As for votes, the Georgetown database shows the vote for the two parties as 7,746,806 to 6,983,056. Why so many more legislative than presidential votes? Because Honduras used for the first time in 2005 a very unusual variant of open-list PR in which the voter may cast as many candidate-preference votes as the district’s magnitude (M, the seats elected in the district), which ranges from 2 to 23, and averages 8.8. I do not think the votes can be cast across lists of different parties (which leaves me wondering what is the point of having M preference votes**). I suppose we could get a rough approximation of party votes by dividing a party’s preference votes by 8.8, in which we would estimate around 880,000 for the Liberals and 793,500 for the Nationals. But that would be very rough. For the record, the Liberal total of preference votes is only 44.8% of the total votes cast, suggesting Zelaya’s coattails were limited. But that does not tell us the disposition of his party with respect to his reelection attempt.
Honduras has had a quite stable democracy since 1
985 1981. But it does not look so stable right now.
Update: See what boz has to say, including, in the comments, a great quote from the president regarding his handpicked legislative leader, and in two (so far) posts at his blog. He calls one episode in this crisis “one of the more dramatic moments of Latin America politics I’ve seen in recent years.”
* I think a vote submitted unilaterally by the executive on a matter that would benefit the chief executive personally is properly termed a plebiscite, and not a referendum (which implies a legislative act that requires popular confirmation).
Update: a contact tells me that the president is calling it a “survey” and using the national statistical institute, rather than the electoral commission, to carry it out!

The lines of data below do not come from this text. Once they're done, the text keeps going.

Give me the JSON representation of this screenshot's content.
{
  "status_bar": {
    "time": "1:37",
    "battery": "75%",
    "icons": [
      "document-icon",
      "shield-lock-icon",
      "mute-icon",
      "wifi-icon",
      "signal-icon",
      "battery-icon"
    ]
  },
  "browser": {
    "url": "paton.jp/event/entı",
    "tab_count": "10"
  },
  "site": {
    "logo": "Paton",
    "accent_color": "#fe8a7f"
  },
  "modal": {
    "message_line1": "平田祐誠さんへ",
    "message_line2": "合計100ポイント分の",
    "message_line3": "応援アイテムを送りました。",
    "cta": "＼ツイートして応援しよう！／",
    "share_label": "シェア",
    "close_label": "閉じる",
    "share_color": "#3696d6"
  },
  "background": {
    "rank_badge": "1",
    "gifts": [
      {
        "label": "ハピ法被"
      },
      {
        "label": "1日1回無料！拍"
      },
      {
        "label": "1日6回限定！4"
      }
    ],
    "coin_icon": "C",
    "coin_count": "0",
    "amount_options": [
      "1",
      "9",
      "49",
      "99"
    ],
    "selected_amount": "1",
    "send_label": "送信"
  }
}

** I assume parties must be able to nominate many more than M candidates, or it would really make no sense. Even then, it hardly does, because any given party will win many fewer than M seats, except in the smallest districts. Ecuador also recently adopted a similar M-votes system, except that Ecuadorian voters may vote for candidates on different party lists. I would not even begin to try to explain the complex weighting rules employed for allocating seats to parties there.